Data about app and page elements

= Beginning of Section =

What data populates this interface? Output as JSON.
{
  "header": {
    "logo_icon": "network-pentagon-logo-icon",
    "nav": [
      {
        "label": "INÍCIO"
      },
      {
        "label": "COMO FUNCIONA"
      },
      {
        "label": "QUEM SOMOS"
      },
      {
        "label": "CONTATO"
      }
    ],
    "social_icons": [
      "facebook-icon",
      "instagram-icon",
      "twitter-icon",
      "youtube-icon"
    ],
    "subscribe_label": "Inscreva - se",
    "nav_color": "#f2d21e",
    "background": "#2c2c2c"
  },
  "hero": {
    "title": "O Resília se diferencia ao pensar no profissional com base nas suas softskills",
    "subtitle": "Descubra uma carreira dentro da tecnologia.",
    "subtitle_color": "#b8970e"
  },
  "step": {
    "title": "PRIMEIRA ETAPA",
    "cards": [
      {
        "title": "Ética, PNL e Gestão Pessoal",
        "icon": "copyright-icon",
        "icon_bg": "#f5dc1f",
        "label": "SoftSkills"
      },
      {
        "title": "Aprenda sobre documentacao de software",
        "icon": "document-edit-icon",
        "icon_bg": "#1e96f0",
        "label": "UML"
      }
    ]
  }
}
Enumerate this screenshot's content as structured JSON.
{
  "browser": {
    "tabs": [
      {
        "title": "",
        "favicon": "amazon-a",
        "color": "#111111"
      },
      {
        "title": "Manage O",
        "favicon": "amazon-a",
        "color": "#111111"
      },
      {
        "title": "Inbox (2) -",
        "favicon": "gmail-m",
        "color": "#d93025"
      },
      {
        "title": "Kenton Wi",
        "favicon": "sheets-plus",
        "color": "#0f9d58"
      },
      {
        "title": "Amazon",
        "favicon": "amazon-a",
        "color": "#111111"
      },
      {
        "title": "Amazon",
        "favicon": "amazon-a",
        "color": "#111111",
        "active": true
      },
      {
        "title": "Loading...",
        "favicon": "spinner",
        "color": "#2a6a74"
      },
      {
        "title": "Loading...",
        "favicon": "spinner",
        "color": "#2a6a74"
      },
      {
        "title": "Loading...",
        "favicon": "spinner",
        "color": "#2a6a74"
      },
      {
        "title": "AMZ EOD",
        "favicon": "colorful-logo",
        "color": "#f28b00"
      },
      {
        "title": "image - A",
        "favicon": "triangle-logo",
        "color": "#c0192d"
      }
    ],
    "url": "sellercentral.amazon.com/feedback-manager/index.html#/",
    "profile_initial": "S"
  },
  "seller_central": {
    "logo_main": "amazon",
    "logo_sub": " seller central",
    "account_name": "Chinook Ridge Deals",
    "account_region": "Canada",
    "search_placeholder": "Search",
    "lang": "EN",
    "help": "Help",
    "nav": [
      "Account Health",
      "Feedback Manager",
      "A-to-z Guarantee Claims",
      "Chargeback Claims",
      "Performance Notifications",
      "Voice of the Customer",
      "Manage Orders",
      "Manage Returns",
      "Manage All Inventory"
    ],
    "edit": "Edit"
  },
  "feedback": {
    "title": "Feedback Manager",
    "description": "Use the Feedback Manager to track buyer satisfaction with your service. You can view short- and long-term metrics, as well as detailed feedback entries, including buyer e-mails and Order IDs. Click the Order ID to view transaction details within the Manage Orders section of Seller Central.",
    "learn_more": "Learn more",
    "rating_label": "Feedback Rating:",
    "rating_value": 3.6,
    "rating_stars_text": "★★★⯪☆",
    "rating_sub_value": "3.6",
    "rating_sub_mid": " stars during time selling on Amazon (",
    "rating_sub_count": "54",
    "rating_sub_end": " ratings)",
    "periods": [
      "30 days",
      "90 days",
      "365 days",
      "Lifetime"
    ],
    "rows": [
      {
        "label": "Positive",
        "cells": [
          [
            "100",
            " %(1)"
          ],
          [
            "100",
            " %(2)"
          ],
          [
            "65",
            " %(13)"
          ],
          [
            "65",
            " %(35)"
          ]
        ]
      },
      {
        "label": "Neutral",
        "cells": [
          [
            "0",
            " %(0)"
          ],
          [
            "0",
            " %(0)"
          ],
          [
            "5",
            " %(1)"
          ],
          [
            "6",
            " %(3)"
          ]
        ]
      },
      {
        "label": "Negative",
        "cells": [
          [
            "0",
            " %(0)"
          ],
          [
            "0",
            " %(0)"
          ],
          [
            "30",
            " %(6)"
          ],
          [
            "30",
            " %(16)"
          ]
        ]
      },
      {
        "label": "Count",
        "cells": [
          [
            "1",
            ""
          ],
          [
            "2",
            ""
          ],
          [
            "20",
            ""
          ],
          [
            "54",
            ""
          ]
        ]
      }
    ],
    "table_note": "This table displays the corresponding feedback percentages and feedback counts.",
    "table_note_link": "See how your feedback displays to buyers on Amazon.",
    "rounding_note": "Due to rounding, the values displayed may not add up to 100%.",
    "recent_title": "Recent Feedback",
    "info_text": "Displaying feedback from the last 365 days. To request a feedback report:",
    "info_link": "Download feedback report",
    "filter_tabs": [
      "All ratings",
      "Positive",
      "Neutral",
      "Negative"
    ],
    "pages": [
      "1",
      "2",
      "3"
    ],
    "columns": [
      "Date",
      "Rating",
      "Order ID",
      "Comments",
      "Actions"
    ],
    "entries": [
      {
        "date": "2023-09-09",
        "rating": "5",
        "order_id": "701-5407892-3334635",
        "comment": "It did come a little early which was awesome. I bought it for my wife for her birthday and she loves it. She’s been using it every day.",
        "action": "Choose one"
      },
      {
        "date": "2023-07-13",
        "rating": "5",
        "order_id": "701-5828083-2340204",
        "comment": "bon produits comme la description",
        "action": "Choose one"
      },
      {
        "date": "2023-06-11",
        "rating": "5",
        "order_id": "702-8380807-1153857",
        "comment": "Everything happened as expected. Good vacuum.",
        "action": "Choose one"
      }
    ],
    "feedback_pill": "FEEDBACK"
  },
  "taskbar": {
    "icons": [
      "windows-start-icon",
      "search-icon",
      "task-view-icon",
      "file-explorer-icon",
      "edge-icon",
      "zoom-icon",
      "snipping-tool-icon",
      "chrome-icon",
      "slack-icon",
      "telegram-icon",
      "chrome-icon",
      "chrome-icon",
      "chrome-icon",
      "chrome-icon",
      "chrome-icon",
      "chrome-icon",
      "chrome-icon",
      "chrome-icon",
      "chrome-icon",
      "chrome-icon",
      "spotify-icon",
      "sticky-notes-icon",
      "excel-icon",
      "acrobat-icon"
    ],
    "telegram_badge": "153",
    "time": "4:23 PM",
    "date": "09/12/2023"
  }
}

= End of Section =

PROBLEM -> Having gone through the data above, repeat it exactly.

TASK RESPONSE ->
What data populates this interface? Output as JSON.
{
  "header": {
    "logo_icon": "network-pentagon-logo-icon",
    "nav": [
      {
        "label": "INÍCIO"
      },
      {
        "label": "COMO FUNCIONA"
      },
      {
        "label": "QUEM SOMOS"
      },
      {
        "label": "CONTATO"
      }
    ],
    "social_icons": [
      "facebook-icon",
      "instagram-icon",
      "twitter-icon",
      "youtube-icon"
    ],
    "subscribe_label": "Inscreva - se",
    "nav_color": "#f2d21e",
    "background": "#2c2c2c"
  },
  "hero": {
    "title": "O Resília se diferencia ao pensar no profissional com base nas suas softskills",
    "subtitle": "Descubra uma carreira dentro da tecnologia.",
    "subtitle_color": "#b8970e"
  },
  "step": {
    "title": "PRIMEIRA ETAPA",
    "cards": [
      {
        "title": "Ética, PNL e Gestão Pessoal",
        "icon": "copyright-icon",
        "icon_bg": "#f5dc1f",
        "label": "SoftSkills"
      },
      {
        "title": "Aprenda sobre documentacao de software",
        "icon": "document-edit-icon",
        "icon_bg": "#1e96f0",
        "label": "UML"
      }
    ]
  }
}
Enumerate this screenshot's content as structured JSON.
{
  "browser": {
    "tabs": [
      {
        "title": "",
        "favicon": "amazon-a",
        "color": "#111111"
      },
      {
        "title": "Manage O",
        "favicon": "amazon-a",
        "color": "#111111"
      },
      {
        "title": "Inbox (2) -",
        "favicon": "gmail-m",
        "color": "#d93025"
      },
      {
        "title": "Kenton Wi",
        "favicon": "sheets-plus",
        "color": "#0f9d58"
      },
      {
        "title": "Amazon",
        "favicon": "amazon-a",
        "color": "#111111"
      },
      {
        "title": "Amazon",
        "favicon": "amazon-a",
        "color": "#111111",
        "active": true
      },
      {
        "title": "Loading...",
        "favicon": "spinner",
        "color": "#2a6a74"
      },
      {
        "title": "Loading...",
        "favicon": "spinner",
        "color": "#2a6a74"
      },
      {
        "title": "Loading...",
        "favicon": "spinner",
        "color": "#2a6a74"
      },
      {
        "title": "AMZ EOD",
        "favicon": "colorful-logo",
        "color": "#f28b00"
      },
      {
        "title": "image - A",
        "favicon": "triangle-logo",
        "color": "#c0192d"
      }
    ],
    "url": "sellercentral.amazon.com/feedback-manager/index.html#/",
    "profile_initial": "S"
  },
  "seller_central": {
    "logo_main": "amazon",
    "logo_sub": " seller central",
    "account_name": "Chinook Ridge Deals",
    "account_region": "Canada",
    "search_placeholder": "Search",
    "lang": "EN",
    "help": "Help",
    "nav": [
      "Account Health",
      "Feedback Manager",
      "A-to-z Guarantee Claims",
      "Chargeback Claims",
      "Performance Notifications",
      "Voice of the Customer",
      "Manage Orders",
      "Manage Returns",
      "Manage All Inventory"
    ],
    "edit": "Edit"
  },
  "feedback": {
    "title": "Feedback Manager",
    "description": "Use the Feedback Manager to track buyer satisfaction with your service. You can view short- and long-term metrics, as well as detailed feedback entries, including buyer e-mails and Order IDs. Click the Order ID to view transaction details within the Manage Orders section of Seller Central.",
    "learn_more": "Learn more",
    "rating_label": "Feedback Rating:",
    "rating_value": 3.6,
    "rating_stars_text": "★★★⯪☆",
    "rating_sub_value": "3.6",
    "rating_sub_mid": " stars during time selling on Amazon (",
    "rating_sub_count": "54",
    "rating_sub_end": " ratings)",
    "periods": [
      "30 days",
      "90 days",
      "365 days",
      "Lifetime"
    ],
    "rows": [
      {
        "label": "Positive",
        "cells": [
          [
            "100",
            " %(1)"
          ],
          [
            "100",
            " %(2)"
          ],
          [
            "65",
            " %(13)"
          ],
          [
            "65",
            " %(35)"
          ]
        ]
      },
      {
        "label": "Neutral",
        "cells": [
          [
            "0",
            " %(0)"
          ],
          [
            "0",
            " %(0)"
          ],
          [
            "5",
            " %(1)"
          ],
          [
            "6",
            " %(3)"
          ]
        ]
      },
      {
        "label": "Negative",
        "cells": [
          [
            "0",
            " %(0)"
          ],
          [
            "0",
            " %(0)"
          ],
          [
            "30",
            " %(6)"
          ],
          [
            "30",
            " %(16)"
          ]
        ]
      },
      {
        "label": "Count",
        "cells": [
          [
            "1",
            ""
          ],
          [
            "2",
            ""
          ],
          [
            "20",
            ""
          ],
          [
            "54",
            ""
          ]
        ]
      }
    ],
    "table_note": "This table displays the corresponding feedback percentages and feedback counts.",
    "table_note_link": "See how your feedback displays to buyers on Amazon.",
    "rounding_note": "Due to rounding, the values displayed may not add up to 100%.",
    "recent_title": "Recent Feedback",
    "info_text": "Displaying feedback from the last 365 days. To request a feedback report:",
    "info_link": "Download feedback report",
    "filter_tabs": [
      "All ratings",
      "Positive",
      "Neutral",
      "Negative"
    ],
    "pages": [
      "1",
      "2",
      "3"
    ],
    "columns": [
      "Date",
      "Rating",
      "Order ID",
      "Comments",
      "Actions"
    ],
    "entries": [
      {
        "date": "2023-09-09",
        "rating": "5",
        "order_id": "701-5407892-3334635",
        "comment": "It did come a little early which was awesome. I bought it for my wife for her birthday and she loves it. She’s been using it every day.",
        "action": "Choose one"
      },
      {
        "date": "2023-07-13",
        "rating": "5",
        "order_id": "701-5828083-2340204",
        "comment": "bon produits comme la description",
        "action": "Choose one"
      },
      {
        "date": "2023-06-11",
        "rating": "5",
        "order_id": "702-8380807-1153857",
        "comment": "Everything happened as expected. Good vacuum.",
        "action": "Choose one"
      }
    ],
    "feedback_pill": "FEEDBACK"
  },
  "taskbar": {
    "icons": [
      "windows-start-icon",
      "search-icon",
      "task-view-icon",
      "file-explorer-icon",
      "edge-icon",
      "zoom-icon",
      "snipping-tool-icon",
      "chrome-icon",
      "slack-icon",
      "telegram-icon",
      "chrome-icon",
      "chrome-icon",
      "chrome-icon",
      "chrome-icon",
      "chrome-icon",
      "chrome-icon",
      "chrome-icon",
      "chrome-icon",
      "chrome-icon",
      "chrome-icon",
      "spotify-icon",
      "sticky-notes-icon",
      "excel-icon",
      "acrobat-icon"
    ],
    "telegram_badge": "153",
    "time": "4:23 PM",
    "date": "09/12/2023"
  }
}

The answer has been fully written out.